Pinnacle Entertainment’s River City Casino is scheduled to open its doors at 2 p.m. today — Thursday, March 4.
The Missouri Gaming Commission voted unanimously last week to license the facility at 777 River City Casino Blvd.
River City is the seventh gaming facility in the St. Louis area. It’s also the 13th casino in Missouri, the maximum allowed by a state law approved by voters in 2008.
Therefore, any future casino project cannot proceed until one of the 13 licenses becomes available.
River City is a 250,000 square-foot facility that features a 90,000-square-foot gaming floor with more than 2,000 slot machines and roughly 55 table games.
The casino also features a variety of dining options, including the award-winning Jeff Ruby’s Steakhouse, a buffet with seating for more than 350, a tavern; a contemporary café and a classic burger joint.
During a presentation to the Gaming Commission last week, Pinnacle officials said the first phase of the River City project is expected to come in on-budget at $375 million. A second phase, which includes a possible hotel and retail center, is budgeted at $75 million but is contingent on the success of the casino, officials said.
On the revenue side, Pinnacle officials estimate River City will generate roughly $172 million in its first year of operation.
St. Louis County officials, meanwhile, are betting on roughly $6.8 million in new revenue from the facility this year, according to the county’s 2010 budget, and previously have projected annual revenue of $12 million to $13 million once River City is fully operational.
Pinnacle, which also owns and operates Lumière Place Casino and Hotels in downtown St. Louis, will pay the county $4 million per year in rent for the River City complex. For the first five years, $3 million of that annual payment will help fund economic development projects in Lemay, St. Louis County Economic Council President Denny Coleman told commissioners last week.
The River City project has generated about 600 union construction jobs and is expected to create roughly 1,200 permanent jobs.

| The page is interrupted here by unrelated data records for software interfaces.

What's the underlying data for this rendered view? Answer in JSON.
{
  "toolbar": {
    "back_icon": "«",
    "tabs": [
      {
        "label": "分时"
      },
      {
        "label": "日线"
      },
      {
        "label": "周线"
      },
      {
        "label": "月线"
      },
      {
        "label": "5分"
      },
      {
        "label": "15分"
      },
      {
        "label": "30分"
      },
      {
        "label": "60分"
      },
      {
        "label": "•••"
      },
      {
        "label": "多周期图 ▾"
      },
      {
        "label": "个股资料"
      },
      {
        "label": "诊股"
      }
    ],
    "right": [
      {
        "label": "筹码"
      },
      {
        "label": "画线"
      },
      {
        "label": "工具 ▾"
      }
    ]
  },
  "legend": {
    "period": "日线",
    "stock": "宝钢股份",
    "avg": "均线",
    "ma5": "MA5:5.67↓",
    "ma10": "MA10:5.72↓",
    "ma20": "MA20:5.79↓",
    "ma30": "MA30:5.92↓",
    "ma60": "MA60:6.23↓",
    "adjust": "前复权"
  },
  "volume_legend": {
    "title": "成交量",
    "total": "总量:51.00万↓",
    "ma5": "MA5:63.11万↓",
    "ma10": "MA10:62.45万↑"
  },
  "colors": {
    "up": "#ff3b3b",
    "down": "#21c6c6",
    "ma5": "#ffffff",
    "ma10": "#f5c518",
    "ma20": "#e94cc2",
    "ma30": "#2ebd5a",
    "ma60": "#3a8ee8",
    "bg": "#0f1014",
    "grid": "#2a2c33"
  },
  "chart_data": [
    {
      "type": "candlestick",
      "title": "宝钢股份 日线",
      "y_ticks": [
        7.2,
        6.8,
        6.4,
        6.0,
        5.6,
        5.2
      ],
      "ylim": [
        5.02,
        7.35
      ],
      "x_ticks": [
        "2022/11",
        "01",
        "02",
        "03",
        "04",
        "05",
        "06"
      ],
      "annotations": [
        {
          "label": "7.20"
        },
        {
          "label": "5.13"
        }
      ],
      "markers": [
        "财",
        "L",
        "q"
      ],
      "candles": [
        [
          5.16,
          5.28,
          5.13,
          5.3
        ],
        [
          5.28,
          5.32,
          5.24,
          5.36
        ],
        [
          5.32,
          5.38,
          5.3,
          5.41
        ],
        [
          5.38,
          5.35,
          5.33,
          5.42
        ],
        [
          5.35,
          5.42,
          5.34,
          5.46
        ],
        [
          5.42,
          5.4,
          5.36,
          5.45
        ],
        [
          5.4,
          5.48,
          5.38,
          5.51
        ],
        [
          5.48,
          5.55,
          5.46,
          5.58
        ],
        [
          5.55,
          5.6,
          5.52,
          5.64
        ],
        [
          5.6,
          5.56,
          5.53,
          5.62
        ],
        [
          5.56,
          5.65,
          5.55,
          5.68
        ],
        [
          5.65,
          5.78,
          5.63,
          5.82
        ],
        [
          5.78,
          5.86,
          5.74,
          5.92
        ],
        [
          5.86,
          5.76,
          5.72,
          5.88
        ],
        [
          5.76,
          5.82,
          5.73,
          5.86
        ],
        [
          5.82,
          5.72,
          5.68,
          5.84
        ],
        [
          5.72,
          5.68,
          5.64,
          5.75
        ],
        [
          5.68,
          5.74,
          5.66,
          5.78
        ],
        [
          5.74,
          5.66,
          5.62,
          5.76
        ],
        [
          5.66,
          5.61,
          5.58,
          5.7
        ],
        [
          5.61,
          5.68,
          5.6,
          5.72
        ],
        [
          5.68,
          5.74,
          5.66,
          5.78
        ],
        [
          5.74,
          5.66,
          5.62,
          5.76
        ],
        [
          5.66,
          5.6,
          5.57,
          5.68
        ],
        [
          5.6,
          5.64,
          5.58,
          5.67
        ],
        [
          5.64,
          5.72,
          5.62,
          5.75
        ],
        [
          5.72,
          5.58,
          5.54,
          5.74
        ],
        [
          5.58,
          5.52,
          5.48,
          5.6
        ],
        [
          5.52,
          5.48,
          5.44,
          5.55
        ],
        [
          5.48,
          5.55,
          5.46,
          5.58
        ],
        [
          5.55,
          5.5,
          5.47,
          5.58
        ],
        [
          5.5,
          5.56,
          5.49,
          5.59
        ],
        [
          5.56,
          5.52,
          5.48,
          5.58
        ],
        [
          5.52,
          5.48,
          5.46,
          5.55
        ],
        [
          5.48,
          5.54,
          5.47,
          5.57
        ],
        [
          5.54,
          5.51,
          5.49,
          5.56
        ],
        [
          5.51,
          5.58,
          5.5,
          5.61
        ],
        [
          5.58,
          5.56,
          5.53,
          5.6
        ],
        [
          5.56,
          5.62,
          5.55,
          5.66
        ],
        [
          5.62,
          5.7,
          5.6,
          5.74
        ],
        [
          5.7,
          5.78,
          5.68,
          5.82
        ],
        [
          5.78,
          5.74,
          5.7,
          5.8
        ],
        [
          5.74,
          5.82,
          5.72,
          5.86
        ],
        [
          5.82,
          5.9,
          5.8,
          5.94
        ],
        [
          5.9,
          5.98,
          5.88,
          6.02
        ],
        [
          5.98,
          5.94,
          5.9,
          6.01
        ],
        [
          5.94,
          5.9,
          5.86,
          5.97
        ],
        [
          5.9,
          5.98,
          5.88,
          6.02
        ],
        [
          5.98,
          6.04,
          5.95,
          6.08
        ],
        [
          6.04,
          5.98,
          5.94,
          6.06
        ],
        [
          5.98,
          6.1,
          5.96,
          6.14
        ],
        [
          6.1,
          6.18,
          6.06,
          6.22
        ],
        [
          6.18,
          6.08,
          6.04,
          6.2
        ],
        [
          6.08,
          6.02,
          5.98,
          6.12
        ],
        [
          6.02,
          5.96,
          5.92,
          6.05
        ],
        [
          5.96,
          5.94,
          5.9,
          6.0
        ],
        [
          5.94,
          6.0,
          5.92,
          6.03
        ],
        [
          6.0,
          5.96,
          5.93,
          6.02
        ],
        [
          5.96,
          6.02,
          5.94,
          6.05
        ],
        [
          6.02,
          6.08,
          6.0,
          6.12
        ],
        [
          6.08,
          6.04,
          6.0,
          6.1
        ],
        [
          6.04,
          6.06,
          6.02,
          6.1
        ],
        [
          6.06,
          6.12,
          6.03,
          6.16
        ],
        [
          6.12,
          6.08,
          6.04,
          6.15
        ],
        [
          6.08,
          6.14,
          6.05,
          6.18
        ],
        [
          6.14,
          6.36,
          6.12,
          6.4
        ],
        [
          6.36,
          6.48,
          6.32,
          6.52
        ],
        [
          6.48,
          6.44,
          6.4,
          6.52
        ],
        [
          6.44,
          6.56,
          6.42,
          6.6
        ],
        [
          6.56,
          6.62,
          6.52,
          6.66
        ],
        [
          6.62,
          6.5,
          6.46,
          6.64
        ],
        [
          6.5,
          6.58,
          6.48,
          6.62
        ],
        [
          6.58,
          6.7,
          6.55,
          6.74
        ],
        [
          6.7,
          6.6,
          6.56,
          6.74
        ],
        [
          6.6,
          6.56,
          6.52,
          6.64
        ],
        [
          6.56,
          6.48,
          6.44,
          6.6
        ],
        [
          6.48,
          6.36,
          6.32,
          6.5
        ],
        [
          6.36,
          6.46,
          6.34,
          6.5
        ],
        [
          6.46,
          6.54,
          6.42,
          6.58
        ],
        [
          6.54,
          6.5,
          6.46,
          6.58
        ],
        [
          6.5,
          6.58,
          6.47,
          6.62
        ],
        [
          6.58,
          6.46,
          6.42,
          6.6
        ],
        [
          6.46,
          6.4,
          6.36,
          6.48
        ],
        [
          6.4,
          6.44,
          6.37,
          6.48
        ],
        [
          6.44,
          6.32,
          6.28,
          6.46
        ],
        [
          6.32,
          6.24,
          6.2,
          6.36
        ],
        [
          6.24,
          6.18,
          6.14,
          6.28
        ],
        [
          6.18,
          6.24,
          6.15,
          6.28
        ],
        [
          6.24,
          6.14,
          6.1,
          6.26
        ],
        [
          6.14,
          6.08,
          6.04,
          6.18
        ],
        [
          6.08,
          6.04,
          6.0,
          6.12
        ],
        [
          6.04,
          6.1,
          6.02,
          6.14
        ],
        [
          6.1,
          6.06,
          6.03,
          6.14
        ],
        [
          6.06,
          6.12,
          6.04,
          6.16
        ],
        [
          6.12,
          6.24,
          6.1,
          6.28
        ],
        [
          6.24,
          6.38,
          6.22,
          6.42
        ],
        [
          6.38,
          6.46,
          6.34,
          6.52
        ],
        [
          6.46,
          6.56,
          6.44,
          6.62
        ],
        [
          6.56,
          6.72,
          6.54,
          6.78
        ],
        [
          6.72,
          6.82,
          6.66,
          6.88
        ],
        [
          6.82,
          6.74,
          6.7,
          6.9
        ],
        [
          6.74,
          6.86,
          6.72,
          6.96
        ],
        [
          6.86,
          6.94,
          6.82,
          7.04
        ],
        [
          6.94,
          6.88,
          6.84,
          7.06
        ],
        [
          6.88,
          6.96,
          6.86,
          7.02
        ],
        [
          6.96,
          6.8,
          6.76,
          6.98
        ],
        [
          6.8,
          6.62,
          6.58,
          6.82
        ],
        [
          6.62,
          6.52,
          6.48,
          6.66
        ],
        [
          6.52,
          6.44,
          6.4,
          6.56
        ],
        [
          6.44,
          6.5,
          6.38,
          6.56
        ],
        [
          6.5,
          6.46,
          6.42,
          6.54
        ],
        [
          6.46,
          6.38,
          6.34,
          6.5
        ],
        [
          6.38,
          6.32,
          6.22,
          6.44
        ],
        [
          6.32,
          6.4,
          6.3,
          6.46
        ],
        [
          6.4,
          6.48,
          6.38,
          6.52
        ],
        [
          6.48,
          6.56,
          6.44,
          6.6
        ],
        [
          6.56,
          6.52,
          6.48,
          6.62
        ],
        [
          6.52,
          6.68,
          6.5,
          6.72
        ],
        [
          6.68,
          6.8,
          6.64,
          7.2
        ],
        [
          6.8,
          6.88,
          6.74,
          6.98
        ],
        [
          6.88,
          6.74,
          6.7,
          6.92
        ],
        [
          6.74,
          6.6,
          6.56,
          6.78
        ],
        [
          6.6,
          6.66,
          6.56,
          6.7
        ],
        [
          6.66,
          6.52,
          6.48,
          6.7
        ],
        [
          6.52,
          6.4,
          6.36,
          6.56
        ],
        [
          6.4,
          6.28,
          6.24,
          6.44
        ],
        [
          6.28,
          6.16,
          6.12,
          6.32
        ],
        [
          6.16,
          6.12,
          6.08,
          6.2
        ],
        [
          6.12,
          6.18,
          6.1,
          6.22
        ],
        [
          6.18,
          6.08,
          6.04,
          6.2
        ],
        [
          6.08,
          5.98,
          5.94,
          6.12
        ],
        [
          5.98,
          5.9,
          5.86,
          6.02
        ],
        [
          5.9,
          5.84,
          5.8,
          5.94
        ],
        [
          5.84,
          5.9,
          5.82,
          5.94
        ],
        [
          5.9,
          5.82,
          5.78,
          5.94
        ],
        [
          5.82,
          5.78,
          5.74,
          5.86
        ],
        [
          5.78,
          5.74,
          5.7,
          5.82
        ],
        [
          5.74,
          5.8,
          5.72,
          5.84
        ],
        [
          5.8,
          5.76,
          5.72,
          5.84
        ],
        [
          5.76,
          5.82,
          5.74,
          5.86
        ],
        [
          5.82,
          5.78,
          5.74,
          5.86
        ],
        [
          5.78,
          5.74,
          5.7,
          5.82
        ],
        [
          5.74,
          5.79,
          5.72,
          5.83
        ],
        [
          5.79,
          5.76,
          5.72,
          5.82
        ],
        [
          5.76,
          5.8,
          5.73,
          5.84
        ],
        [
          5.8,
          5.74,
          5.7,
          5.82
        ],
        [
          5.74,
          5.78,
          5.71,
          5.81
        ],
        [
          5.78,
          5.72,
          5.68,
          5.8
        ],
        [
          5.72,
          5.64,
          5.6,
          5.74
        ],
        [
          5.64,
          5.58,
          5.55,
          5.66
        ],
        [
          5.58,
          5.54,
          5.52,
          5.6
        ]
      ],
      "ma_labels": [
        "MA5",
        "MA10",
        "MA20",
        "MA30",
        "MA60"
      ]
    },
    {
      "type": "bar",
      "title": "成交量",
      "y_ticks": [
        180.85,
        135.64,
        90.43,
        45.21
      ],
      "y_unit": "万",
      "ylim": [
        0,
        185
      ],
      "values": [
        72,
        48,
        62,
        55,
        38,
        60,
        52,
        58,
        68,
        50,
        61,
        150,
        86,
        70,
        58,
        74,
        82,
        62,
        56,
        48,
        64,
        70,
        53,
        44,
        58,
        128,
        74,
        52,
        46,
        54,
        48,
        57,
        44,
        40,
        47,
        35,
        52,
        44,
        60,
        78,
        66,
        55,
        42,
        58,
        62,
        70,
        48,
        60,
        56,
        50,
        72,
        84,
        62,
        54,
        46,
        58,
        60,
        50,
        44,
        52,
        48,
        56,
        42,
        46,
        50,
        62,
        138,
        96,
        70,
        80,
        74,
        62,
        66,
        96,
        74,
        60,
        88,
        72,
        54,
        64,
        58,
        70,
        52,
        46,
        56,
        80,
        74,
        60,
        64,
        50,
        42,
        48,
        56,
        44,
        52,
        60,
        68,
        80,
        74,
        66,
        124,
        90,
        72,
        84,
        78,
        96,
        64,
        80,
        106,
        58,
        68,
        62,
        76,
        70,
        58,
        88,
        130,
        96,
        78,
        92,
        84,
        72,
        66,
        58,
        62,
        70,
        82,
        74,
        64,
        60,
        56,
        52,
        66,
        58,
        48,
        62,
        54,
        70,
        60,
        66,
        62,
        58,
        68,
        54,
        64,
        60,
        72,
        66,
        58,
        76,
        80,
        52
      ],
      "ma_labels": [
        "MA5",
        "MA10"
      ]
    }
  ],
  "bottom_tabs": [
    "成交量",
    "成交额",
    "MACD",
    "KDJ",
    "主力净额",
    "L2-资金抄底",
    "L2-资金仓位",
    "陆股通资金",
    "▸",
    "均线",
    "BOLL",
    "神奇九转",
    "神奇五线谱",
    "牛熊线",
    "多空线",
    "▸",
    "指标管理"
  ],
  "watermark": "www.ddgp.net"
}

The facility was built on roughly 56 acres at the former National Lead and National Imagery and Mapping Agency sites.
Pinnacle, which is leasing the site from the county Port Authority, spent more than $18 million for environmental remediation of the former National Lead site.
The gaming company also spent more than $23.8 million to construct River City Casino Boulevard, which opened in November. The 1.3-mile road provides a new east-west link between the Interstate 55 and South Broadway corridors.
Pinnacle had hoped to rename a stretch of Carondelet Boulevard and Weber Road from Waddell Avenue to Lemay Ferry Road “River City Casino Boulevard.”
However, the proposal drew criticism from several residents who live on those roads. They complained to the County Council that the name change would be an inconvenience and objected to the use of the word “casino” in the new street name.
The original bill to rename the roads, introduced by 6th District Councilman Steve Stenger, D-south county, tentatively was approved two weeks ago on a 4-3 vote.
First District Councilman Hazel Erby, D-University City; 3rd District Councilman Colleen Wasinger, R-Town and Country; and 7th District Councilman Greg Quinn, R-Ballwin, were opposed.
However, Stenger said last week that he had reached a compromise with the residents and Pinnacle. He proposed an amendment to his original bill that dropped “casino” from the new street name, leaving “Riv-er City Boulevard.”
Councilmen unanimously adopted the amended language and granted the bill final approval Feb. 23.